Floyd Bannister, the free-agent left-handed pitcher everyone wanted, suddenly decided that he preferred the White Sox to the Yankees, although the money was believed to be the same. Even though Bannister's lifetime won-lost record is an unimpressive 51-68, he has always pitched well for relatively weak teams while learning his craft and was the American League's strikeout leader last year with Seattle.
Once the Boston Red Sox discovered that third baseman Carney Lansford (one year away from free agency) was serious about asking for $7 million for the next five years, they traded him to the Oakland A's. In return the Red Sox got outfielder Tony Armas and catcher Jeff Newman.
Now Boston can't wait to see whether Wade Boggs, who hit .349 last year in 104 games, has the arm, the range, and the instincts to play third base regularly and provide consistency behind Armas at the plate.
In what might turn out to be no more than a sentimental journey, the New York Mets have brought veteran right-hander Tom Seaver (amid rumors of arm problems) back to Shea Stadium. Even though Seaver has for years been one of baseball's best pitchers, he started only 21 games last season with Cincinnati. Yet despite the fact that he won only five games, didn't complete any, and finished with a 5 .50 earned-run average, the Mets gave him a new contract with a $300,000 raise.
The Houston Astros, who haven't had a centerfielder they could trust defensively since they traded Cesar Cedeno, have signed free agent Omar Moreno to a multi-year contract. The fleet outfielder was always a threat on the bases with Pittsburgh and usually ranked among the league leaders in steals.His batting average dropped to .245 last year after he had hit .276 in 1981, however , and he's struck out 100 or more times in five of his last six seasons.
Pittsburgh will replace Moreno with Lee Mazzilli, who was acquired from the Yankees for four minor league players.
These are some of the bigger names who will be wearing different uniforms next season, and, of course, several lesser lights have also changed their major league addresses.

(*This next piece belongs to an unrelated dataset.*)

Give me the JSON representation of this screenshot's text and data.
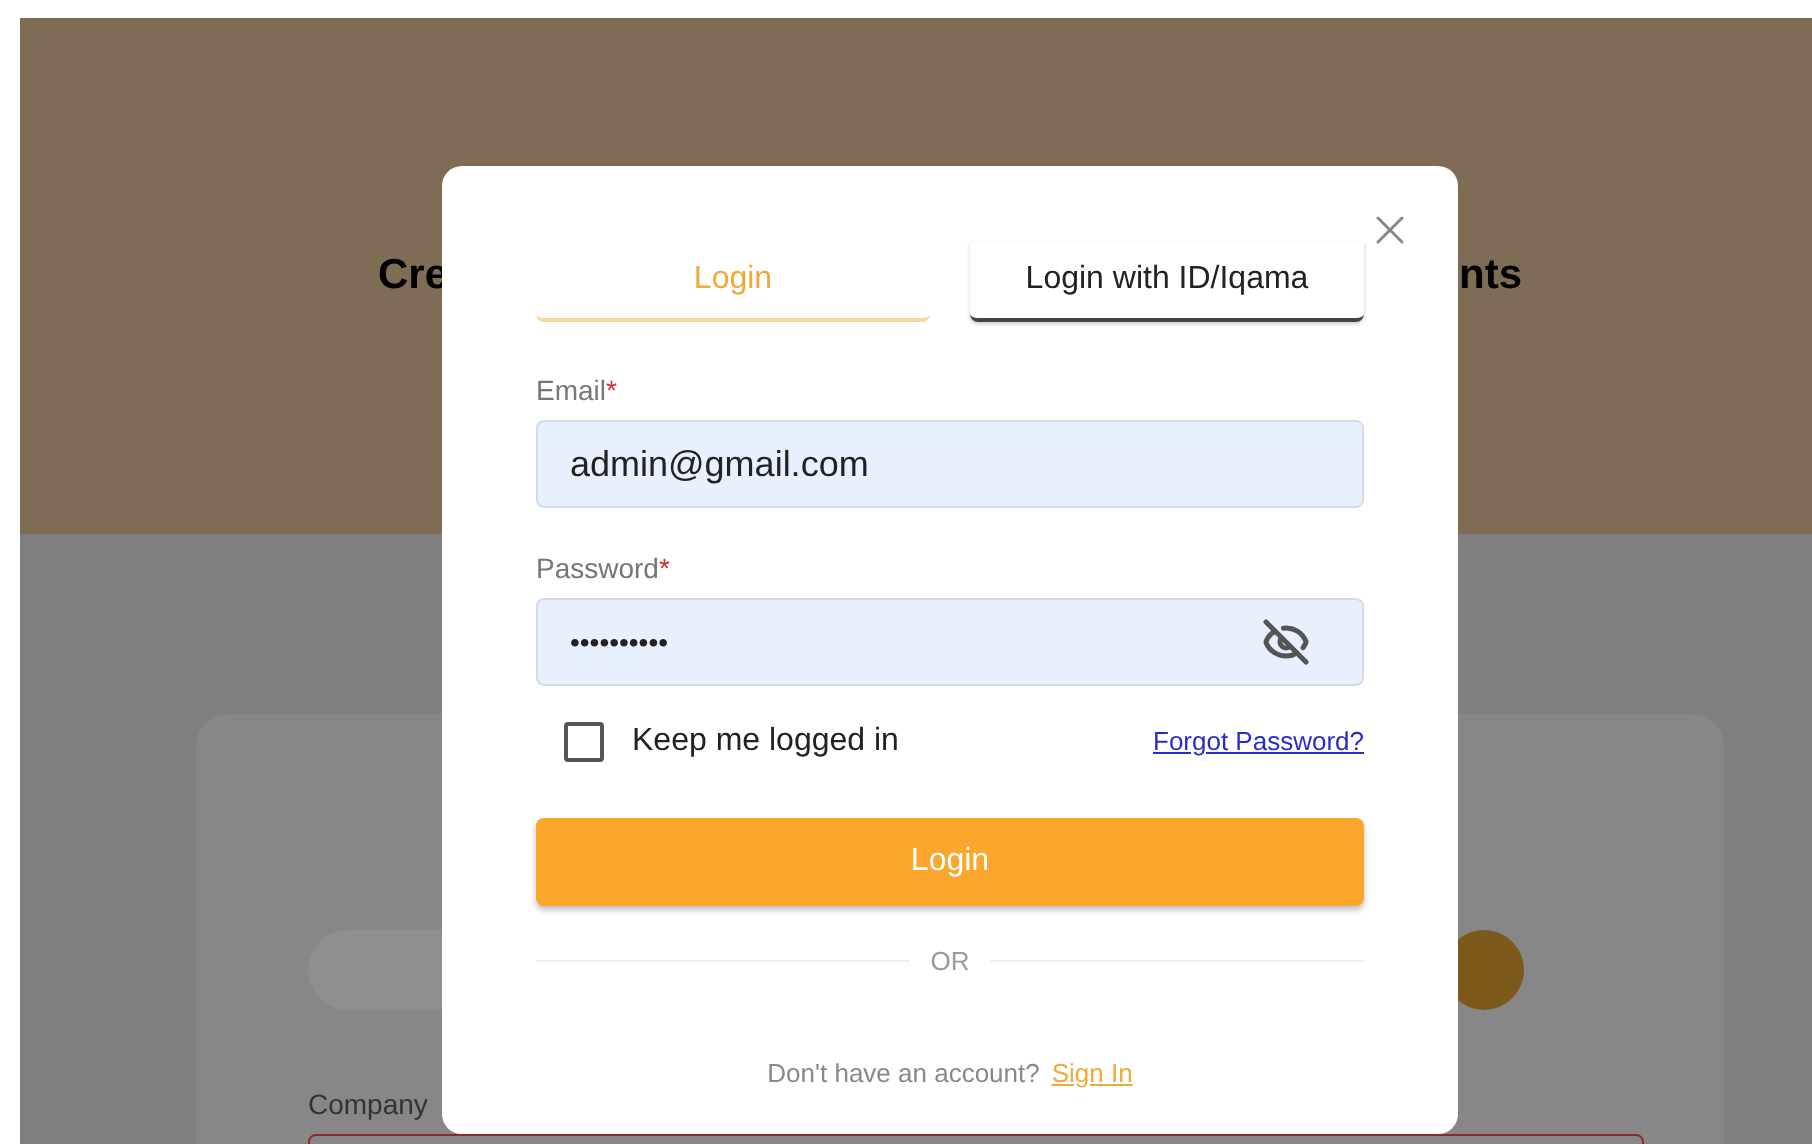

As for financial fireworks, the next big ones should be the upcoming contract talks between the Dodgers and their ace pitcher Fernando Valenzuela. Although Valen-zuela won 19 games last year, he is no longer a novelty at the box office. The feeling here is that the tug-of-war will eventually go to arbitration.